Sir Charles Carrick Allom (1865–1947) was an eminent English decorator, trained as an architect and knighted for his work on Buckingham Palace. He was the grandson of architect Thomas Allom and painter Thomas Carrick. Among his American clients in the years preceding World War I was Henry Clay Frick, for whom Allom furnished houses in cooperation with Sir Joseph Duveen, the eminent paintings dealer. Allom furnished the Henry Clay Frick House at 71st Street and Fifth Avenue which today houses the Frick Collection, and the neo-Georgian house, Clayton, in Roslyn, Long Island, designed by Ogden Codman Jr., that was bought for Frick's daughter-in-law. For the grand rooms of parade in Frick's New York house, Sir Charles, whose London workshops produced the plasterwork and boiseries, kept the furnishings muted, not to compete with Frick's collection of paintings. In 1925, when William Randolph Hearst purchased a real castle, St. Donat's in Wales, his choice to furnish it fell upon Sir Charles.

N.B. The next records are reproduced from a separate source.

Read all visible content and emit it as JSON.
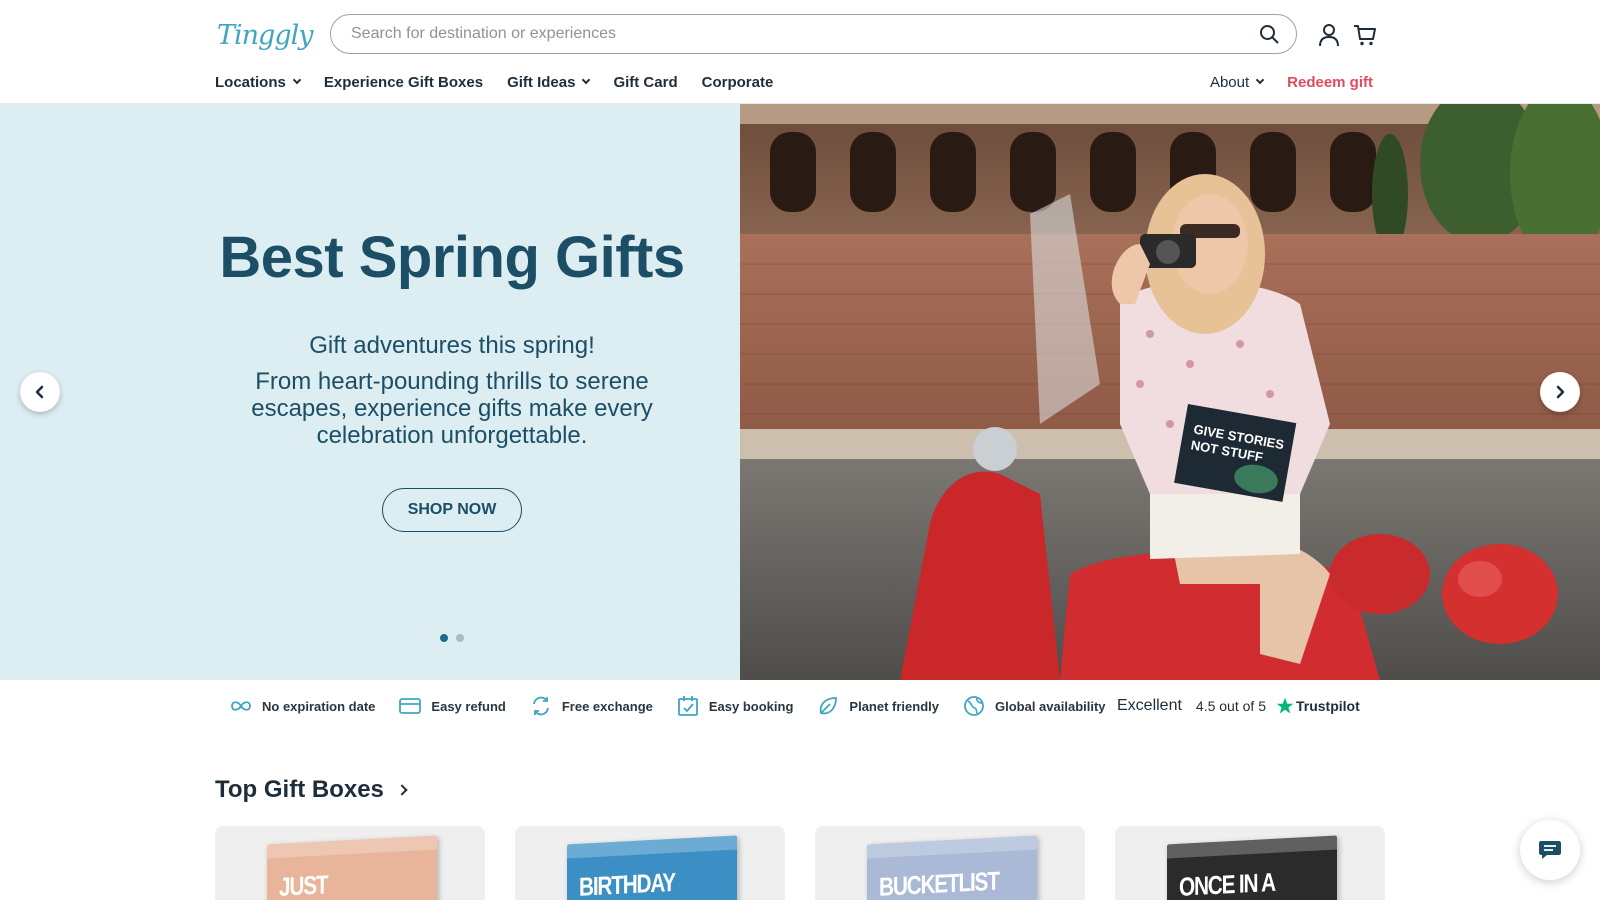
{
  "header": {
    "logo_text": "Tinggly",
    "search": {
      "placeholder": "Search for destination or experiences",
      "value": ""
    },
    "icons": {
      "search": "search-icon",
      "account": "user-icon",
      "cart": "cart-icon"
    }
  },
  "nav": {
    "left": [
      {
        "label": "Locations",
        "has_dropdown": true
      },
      {
        "label": "Experience Gift Boxes",
        "has_dropdown": false
      },
      {
        "label": "Gift Ideas",
        "has_dropdown": true
      },
      {
        "label": "Gift Card",
        "has_dropdown": false
      },
      {
        "label": "Corporate",
        "has_dropdown": false
      }
    ],
    "right": [
      {
        "label": "About",
        "has_dropdown": true
      },
      {
        "label": "Redeem gift",
        "has_dropdown": false
      }
    ]
  },
  "hero": {
    "title": "Best Spring Gifts",
    "subtitle": "Gift adventures this spring!",
    "text": "From heart-pounding thrills to serene escapes, experience gifts make every celebration unforgettable.",
    "button_label": "SHOP NOW",
    "slide_count": 2,
    "active_slide": 1,
    "image_box_text": "GIVE STORIES NOT STUFF"
  },
  "benefits": [
    {
      "icon": "infinity-icon",
      "label": "No expiration date"
    },
    {
      "icon": "card-icon",
      "label": "Easy refund"
    },
    {
      "icon": "refresh-icon",
      "label": "Free exchange"
    },
    {
      "icon": "calendar-check-icon",
      "label": "Easy booking"
    },
    {
      "icon": "leaf-icon",
      "label": "Planet friendly"
    },
    {
      "icon": "globe-icon",
      "label": "Global availability"
    }
  ],
  "trustpilot": {
    "rating_word": "Excellent",
    "rating_text": "4.5 out of 5",
    "brand": "Trustpilot",
    "star_color": "#00b67a"
  },
  "top_gift_boxes": {
    "title": "Top Gift Boxes",
    "cards": [
      {
        "label": "JUST MARRIED",
        "color": "#e8b49a"
      },
      {
        "label": "BIRTHDAY",
        "color": "#3b8fc4"
      },
      {
        "label": "BUCKETLIST",
        "color": "#a9b9d6"
      },
      {
        "label": "ONCE IN A LIFETIME",
        "color": "#2b2b2b"
      }
    ]
  },
  "colors": {
    "hero_bg": "#ddeef3",
    "hero_text": "#1c4e66",
    "accent_red": "#e24a5e",
    "brand": "#3fa6c2"
  }
}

Sir Charles Allom
|Born||16 June 1865|
Kensington, London, England
|Died||1 June 1947 (aged 81)|
Potter's Bar, Middlesex, England
|Occupation||Decorator and architect|

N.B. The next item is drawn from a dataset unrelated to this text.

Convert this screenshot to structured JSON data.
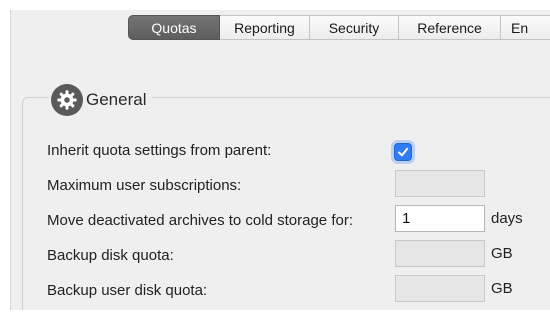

In 1914, Allom and Charles Ernest Nicholson of Camper and Nicholsons, a boat-building firm, formed the Gosport Aircraft Company. The firm built a number of flying-boats for the British government and proposed a series of designs during 1919. The venture closed in 1920 following the death of its chief designer, flying boat pioneer John Cyril Porte.
Shortly after World War I, Allom decided that he needed a more prominent position in New York. He purchased the house on Madison Avenue built by Carrère and Hastings in 1893 for Dr. Christian Herter which the firm White, Allom & Company occupied until 1933. Allom divided his time between London and New York. Returning to London from one of his trans-Atlantic trips in 1925, Sir Charles remarked on the American work ethic and was quoted in Time magazine. In 1931, White, Allom was among the stellar cast of furnishers and decorators creating a grand but homey atmosphere for the new Waldorf-Astoria Hotel on Park Avenue.

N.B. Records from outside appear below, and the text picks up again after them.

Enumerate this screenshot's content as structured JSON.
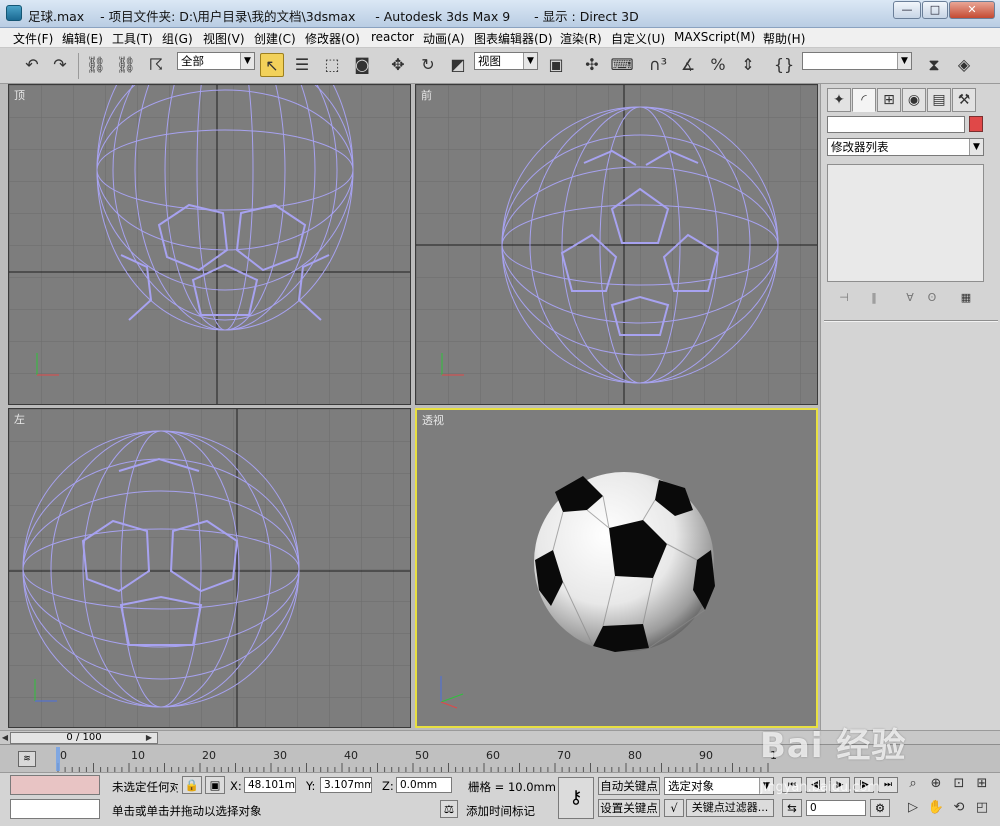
{
  "window": {
    "title": "足球.max    - 项目文件夹: D:\\用户目录\\我的文档\\3dsmax     - Autodesk 3ds Max 9      - 显示 : Direct 3D",
    "controls": {
      "minimize": "—",
      "maximize": "□",
      "close": "✕"
    }
  },
  "menubar": [
    "文件(F)",
    "编辑(E)",
    "工具(T)",
    "组(G)",
    "视图(V)",
    "创建(C)",
    "修改器(O)",
    "reactor",
    "动画(A)",
    "图表编辑器(D)",
    "渲染(R)",
    "自定义(U)",
    "MAXScript(M)",
    "帮助(H)"
  ],
  "toolbar": {
    "selection_filter": "全部",
    "reference_coord": "视图",
    "named_selection": ""
  },
  "viewports": {
    "top": "顶",
    "front": "前",
    "left": "左",
    "perspective": "透视"
  },
  "command_panel": {
    "tabs": [
      "create",
      "modify",
      "hierarchy",
      "motion",
      "display",
      "utilities"
    ],
    "modifier_list": "修改器列表",
    "object_color": "#e04848"
  },
  "time": {
    "slider": "0 / 100",
    "ticks": [
      "0",
      "10",
      "20",
      "30",
      "40",
      "50",
      "60",
      "70",
      "80",
      "90",
      "100"
    ]
  },
  "status": {
    "selection": "未选定任何对",
    "x_label": "X:",
    "x_value": "48.101mm",
    "y_label": "Y:",
    "y_value": "3.107mm",
    "z_label": "Z:",
    "z_value": "0.0mm",
    "grid": "栅格 = 10.0mm",
    "prompt": "单击或单击并拖动以选择对象",
    "add_time_tag": "添加时间标记",
    "auto_key": "自动关键点",
    "set_key": "设置关键点",
    "key_mode": "选定对象",
    "key_filters": "关键点过滤器...",
    "frame": "0"
  },
  "watermark": {
    "main": "Bai 经验",
    "sub": "jingyan.baidu.com"
  }
}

The style generated by Allom, White was distinctly old-fashioned. It appealed to Queen Mary, who was a connoisseur of eighteenth-century English porcelain and furniture. And when the Empress of Britain was launched the same year as the "new" Waldorf-Astoria, among its modern Art Deco decors, the "Mayfair Lounge" by White, Allom was the one space in Edwardian Renaissance manner.
He died in 1947.
My visit to the United States made me more than ever conscious of the British working man's loss of output as compared with the American, who despises Bolshevist agitation and works as hard as he can and as well as he knows how. Many of the richest Americans are kept from visiting England by fear of the income tax.
-White & Allom also were commissioned by the Huntington’s at “San Marino”at Pasadena CA The Dining Room mantle and upper mantle are what’s left of their finger prints albeit painted out all Navaho white.
-White,Allom’s most outstanding work was “Whitemarsh Hall”E.T. Stotesbury/Eva Roberts Cromwell Stotesbury at Wynmoor/Chestnut Hill, Philadelphia suberb. Outstanding photographs exist on line. Most photographed house in the USA at the time. Their further work near by at Cheltenham “Lynnwood Hall” owed by the Widner Family. Charles Currick Allom worked with Sir Joseph Duveen, Horace Trumbuer,and Landscapdesigner extraordinar Jacque Grabier. Fans of Whitemarsh Hall on Facebook. Charles Currick Allom is alive and well regarded an hundred years later. Whitemarsh Hall opened October 21, 1921. I believe the Stotesbury Job was his most prolific work. Check out the hand made upper mantles in the primary rooms at Whitemarsh Hall. Many were antique and salvaged from torn down London Town houses. Sources: “Twilight of Splendor” “Grand Dame’s”